Technology has taken over the vast majority of our daily tasks. From ordering our coffee before we get to the counter to researching all of our major purchases from the comfort of our home, nearly everything we want or need to do is available through the swipe of a phone screen or the stroke of a few keys on a laptop. This is certainly the trend in healthcare professions, as well, with many tasks made faster and easier through the latest technological advances. Here are a few ways that you can embrace technology and create a more efficient environment for healthcare providers and their patients. [click to continue…]
For several years now, virtual medicine has been starting to meet the primary care needs of remote, rural, and underserved communities.
But now it may also be an efficient alternative to in person treatment of basic medical problems.
Several companies are hosting online doctor visits where physicians and patients interact by phone or the Web.
The appointment proceeds similarly to how a face-to-face visit works: the patient describes symptoms and the doctor creates a prescription.
The big difference is that there’s no wait time, no travel involved, and visits can be completed within 15 minutes.
But are such visits getting everything done that an in-person experience needs to? [click to continue…]
In November, we explored how and why health concerns have become one of the most popular Internet topics today in our “Beware of Dr. Web” post. We’re revisiting the dreaded “Google Self-Diagnosis” concept, this time focusing on one of the biggest health information hubs on the Web. [click to continue…]
Since we posted our first successful roundup of apps for nurses and other medical pros in 2009 (and 2011) there have been hundreds more of such utilities made available for portable devices.
To help wade through them all and hone in on the most useful ones, here’s our latest list of the handiest medical apps around for your Apple device: [click to continue…]
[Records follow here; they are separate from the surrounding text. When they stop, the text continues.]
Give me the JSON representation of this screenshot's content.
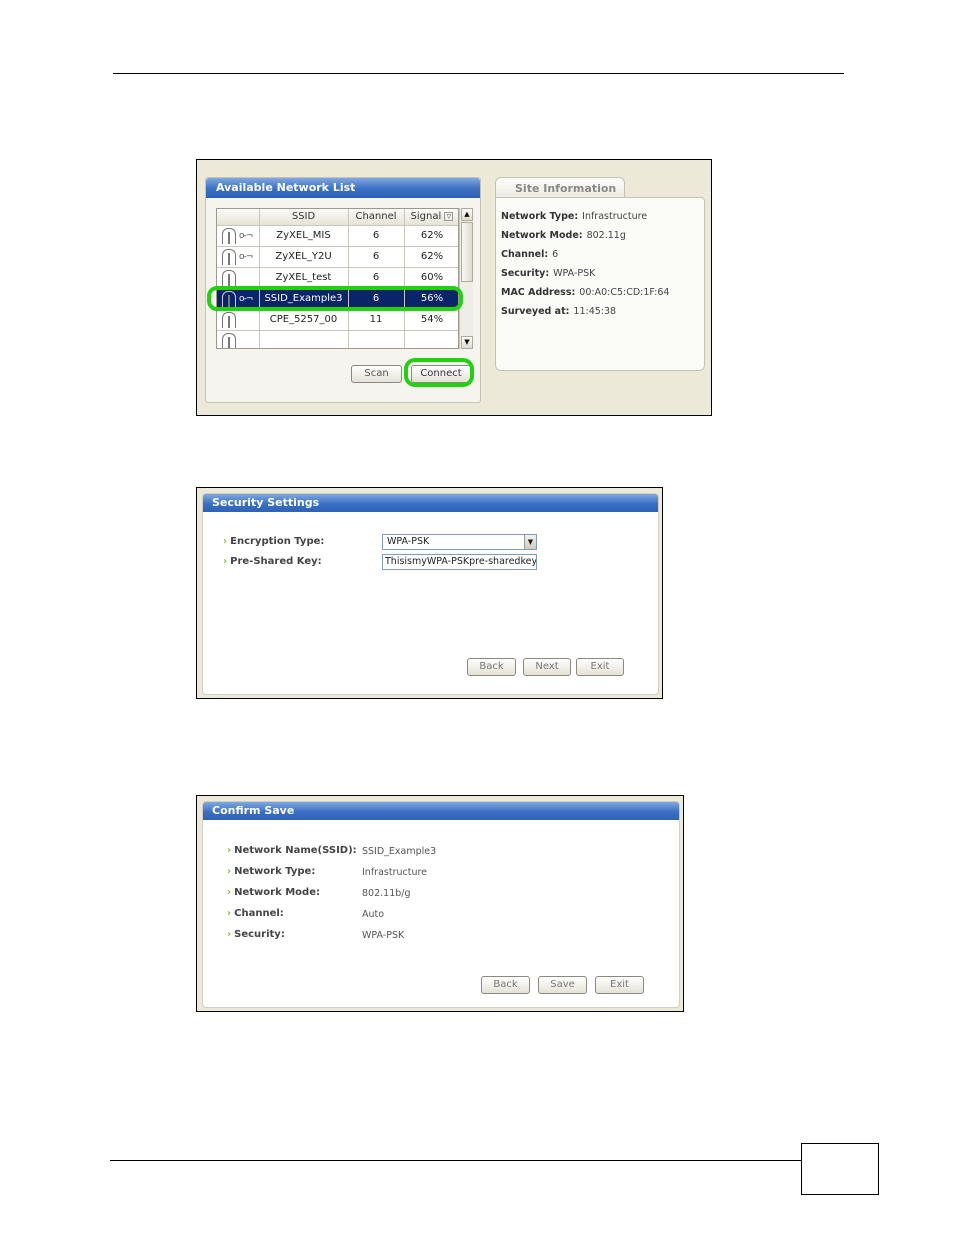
{
  "network_list": {
    "title": "Available Network List",
    "columns": [
      "SSID",
      "Channel",
      "Signal"
    ],
    "rows": [
      {
        "ssid": "ZyXEL_MIS",
        "channel": "6",
        "signal": "62%",
        "secured": true,
        "selected": false
      },
      {
        "ssid": "ZyXEL_Y2U",
        "channel": "6",
        "signal": "62%",
        "secured": true,
        "selected": false
      },
      {
        "ssid": "ZyXEL_test",
        "channel": "6",
        "signal": "60%",
        "secured": false,
        "selected": false
      },
      {
        "ssid": "SSID_Example3",
        "channel": "6",
        "signal": "56%",
        "secured": true,
        "selected": true
      },
      {
        "ssid": "CPE_5257_00",
        "channel": "11",
        "signal": "54%",
        "secured": false,
        "selected": false
      },
      {
        "ssid": "",
        "channel": "",
        "signal": "",
        "secured": false,
        "selected": false
      }
    ],
    "scan_label": "Scan",
    "connect_label": "Connect"
  },
  "site_info": {
    "tab_label": "Site Information",
    "fields": [
      {
        "label": "Network Type:",
        "value": "Infrastructure"
      },
      {
        "label": "Network Mode:",
        "value": "802.11g"
      },
      {
        "label": "Channel:",
        "value": "6"
      },
      {
        "label": "Security:",
        "value": "WPA-PSK"
      },
      {
        "label": "MAC Address:",
        "value": "00:A0:C5:CD:1F:64"
      },
      {
        "label": "Surveyed at:",
        "value": "11:45:38"
      }
    ]
  },
  "security_settings": {
    "title": "Security Settings",
    "encryption_label": "Encryption Type:",
    "encryption_value": "WPA-PSK",
    "psk_label": "Pre-Shared Key:",
    "psk_value": "ThisismyWPA-PSKpre-sharedkey",
    "back_label": "Back",
    "next_label": "Next",
    "exit_label": "Exit"
  },
  "confirm_save": {
    "title": "Confirm Save",
    "fields": [
      {
        "label": "Network Name(SSID):",
        "value": "SSID_Example3"
      },
      {
        "label": "Network Type:",
        "value": "Infrastructure"
      },
      {
        "label": "Network Mode:",
        "value": "802.11b/g"
      },
      {
        "label": "Channel:",
        "value": "Auto"
      },
      {
        "label": "Security:",
        "value": "WPA-PSK"
      }
    ],
    "back_label": "Back",
    "save_label": "Save",
    "exit_label": "Exit"
  },
  "colors": {
    "highlight": "#22d20f",
    "title_bar": "#3a6fc4",
    "selected_row": "#0a246a",
    "arrow": "#86c12c"
  },
  "icons": [
    "signal-strength-icon",
    "key-icon",
    "arrow-right-icon",
    "dropdown-arrow-icon"
  ]
}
A few weeks before Star Trek: Into Darkness hit theatres, we looked at “23rd Century health technologies that already exist.”
At the time, it was amazing to see how many futuristic devices we see in the movies (and not just that saga, but in the Marvel universe, Star Wars, and others) that are quickly becoming reality.
For medical professionals and aspiring super-heroes, here’s a look at some more medical sci-fi that’s here today…
3D printing of prosthetics and bone/joint replacements (The Fifth Element)
Ever see that beautifully-crafted sci-fi action movie in which Bruce Willis has to find-and-assemble people/stuff from different planets to save the Earth?
…Let’s try this again: Ever see that pre-Resident-Evil movie where Milla Jovovich jumps off a futuristic 900-floor building wearing nothing but a bandage designed by Jean-Paul Gaultier? (OK, awesome.)
Before that scene in The Fifth Element, said actress’ character is “resurrected” from a tiny bit of ancient DNA that gets re-built in seconds in a robotic chamber that can build anything, including people. Sound far-fetched?
Not only can 3D printing technology already create objects that stand-in for missing body parts (like prosthetics) but it can even “print” objects that could be used inside humans, such as replacement bones, joints, and other pieces of us, and perhaps soon, even living replacements using human stem cells as the “ink.” [click to continue…]
Ever since America at large discovered the convenience of the Internet, people have been using it to research everything from recipes to real estate listings. Add to that, we’re a society that leans a bit paranoid when it comes to our aches and pains–and it certainly comes as no surprise that health concerns are one of the more popular search topics on the Web.
A 2013 survey from the Pew Internet and American Life Project revealed that “Dr. Google” seems to have a thriving practice indeed, with 59% of U.S. adults surveyed stating they’ve used the Internet to look for health information. Of that 59%, a full 35% admit they’ve gone online specifically to try and diagnose a condition they themselves or someone else has. [click to continue…]